Springing into Action: God’s Work. Our Hands.

One Minister’s Musings

Springing into Action: God’s Work. Our Hands.

Seven people from St. Andrew’s Church/Lutheran Campus Center leave on Friday for Nicaragua for a Global Exchange Trip. We are eager and excited to go. We are bringing several bags of school and dental care supplies with us, which have been gathered by the community over the last several weeks.

This trip is unique in that it is a mission trip with a twist. Indeed we will work at the local school, help teach dental hygiene at the health center, help build a pigpen for a micro-credit project and help build a house. Yet, even more importantly, the trip will create an opportunity for exploring a partnership with the coffee picking community of Santa Emilia. We’ll talk with the local leaders, learn about their culture, experience daily life with them, and hear about their struggles, hopes, and dreams.

Even as we go to help others, we will come back helped by them. We will be helped in our understanding of their culture and explore building a more long-term global partnership that is committed to combating extreme poverty and increasing global understanding.

We are joining a group called JustHope. Check them out at www.justhope.org

As we prepared for the trip, seven of us (Esther Portnoy, Steve Portnoy, Laura Miller, Paige Crutchley, Peter Keefe, and Kelsey Peterson) stood in front of the congregation on Sunday to receive prayers and blessing. We each lit a candle and then heard this prayer.

Blessed be the work of your hand, Holy God. You hold us in your hands.

Blessed be the hands that have touched life.
Blessed be the hands that have nurtured creativity.
Blessed be the hands that have held pain.
Blessed be the hands that have embraced with passion.
Blessed be the hands that have closed in anger.
Blessed be the hands that have planted new seeds.
Blessed be the hands that have harvested ripe fields.
Blessed be the hands that have cleaned, washed, and scrubbed.
Blessed be the hands that have become wrinkled with years.
Blessed be the hands that are scarred from doing justice.
Blessed be the hands that have reached out and been received.
Blessed be the hands that feed those who are hungry.
Blessed be the hands that comfort the dying and touch the dead.
Blessed be the hands that greet strangers.
Blessed be the hands that guide the young.

Blessed be these hands — for they are the work of Your hands.

Each person then held out their hands to be marked with the cross and oil and heard the words, “Bless your hands for they do God’s work.”
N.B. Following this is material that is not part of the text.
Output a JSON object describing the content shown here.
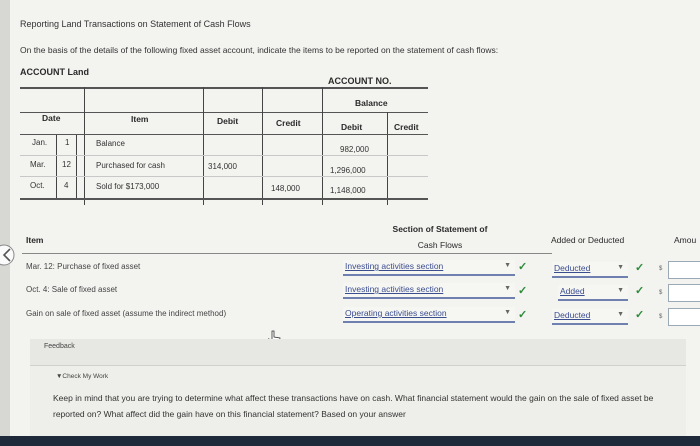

We are eager to go as we gather with others, grow in understanding, and give from our hands to be involved in God’s work.  More stories will come.

Gently,

Pr. Elaine